2. The budget includes instructions for the Senate Finance Committee to submit a tax reform plan by Oct. 1 that raises $975 billion. Though Democrats would prefer this revenue be used for deficit reduction, the instructions do not explicitly preclude using that revenue to reduce tax rates, a move Republicans support.

3. The budget calls for $975 billion in deficit reduction through spending cuts and interest savings, including $240 billion in defense cuts and $493 billion in domestic spending cuts. Those domestic cuts include $265 billion in Medicare savings and $10 billion in Medicaid savings with the caveat that none of those cuts can affect beneficiaries.

4. Democrats say one of their top goals is to replace the sequester, the automatic spending cuts triggered by the failure of Congress to craft a grand bargain. And they appear to hope to do that through tax reform and targeted cuts to entitlements and other domestic programs.

5. Because the House and Senate likely will not agree on a budget, the rumored turf war between the Budget and Finance committees is likely moot. The loose tax instructions will not go into effect if the plan is passed by only one chamber.

6. Democrats frame their budget as a rebuttal to House Budget Chairman Paul D. Ryan’s plan, which the Wisconsin Republican revealed Tuesday. Senate Budget Chairwoman Patty Murray, D-Wash., on Wednesday attacked the GOP plan, saying it “would shred the safety net that has offered a hand up to millions of families across America, including my own, and we reject that approach.” Expect more of that on the floor next week.
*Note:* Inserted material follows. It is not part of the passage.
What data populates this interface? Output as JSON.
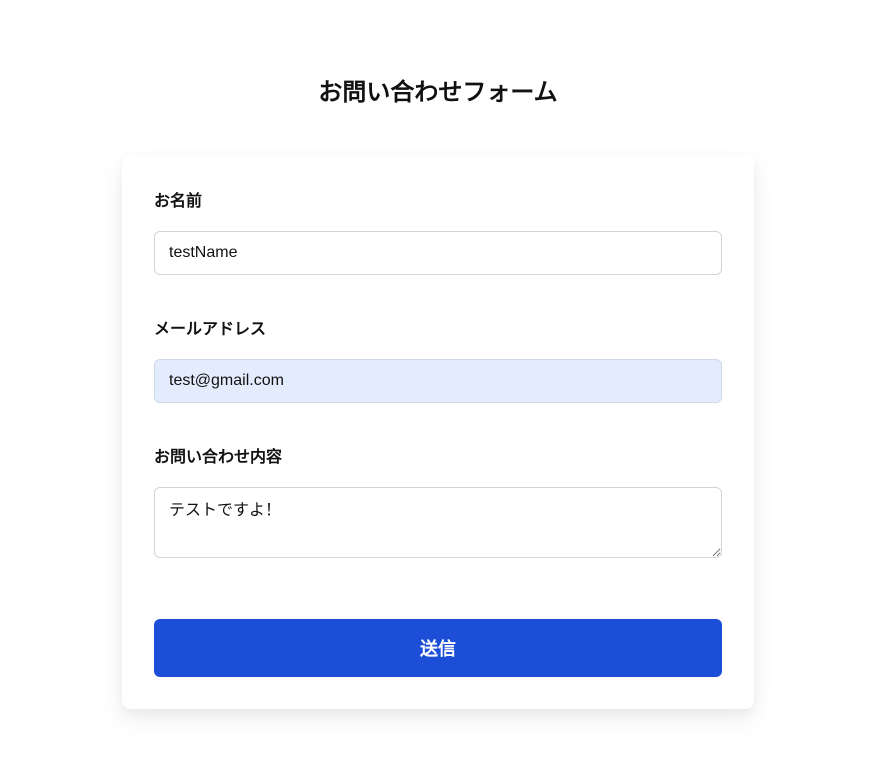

7. Though the budget calls for $275 billion in overall mandatory health care savings, it does not specify where those cuts should be made, only that cuts should not affect beneficiaries and that overall, any changes made anywhere in the budget should not affect the middle class.

8. The Budget Committee is likely to approve the framework this week, with a lengthy floor vote-a-rama next week. A budget resolution is privileged and needs only 51 votes to pass. Leadership aides say they are confident they have the votes, even though there is some division among Democrats.

9. Expect some intrigue regarding GOP amendments both in committee and on the floor. Amendments on the floor in particular tend to be political in nature. In 2009, when the Senate last did a vote-a-rama, an amendment popped up to kill earmarks for Berkeley, Calif., and transfer that money to the Defense Department as well as one to change the definition of “targeted low-income child” to “include the unborn child from the moment of conception.”

10. Though budgets do not have the force of law, Senate Democrats believe they are at least taking away the GOP talking point that they haven’t done one in four years. So there’s that.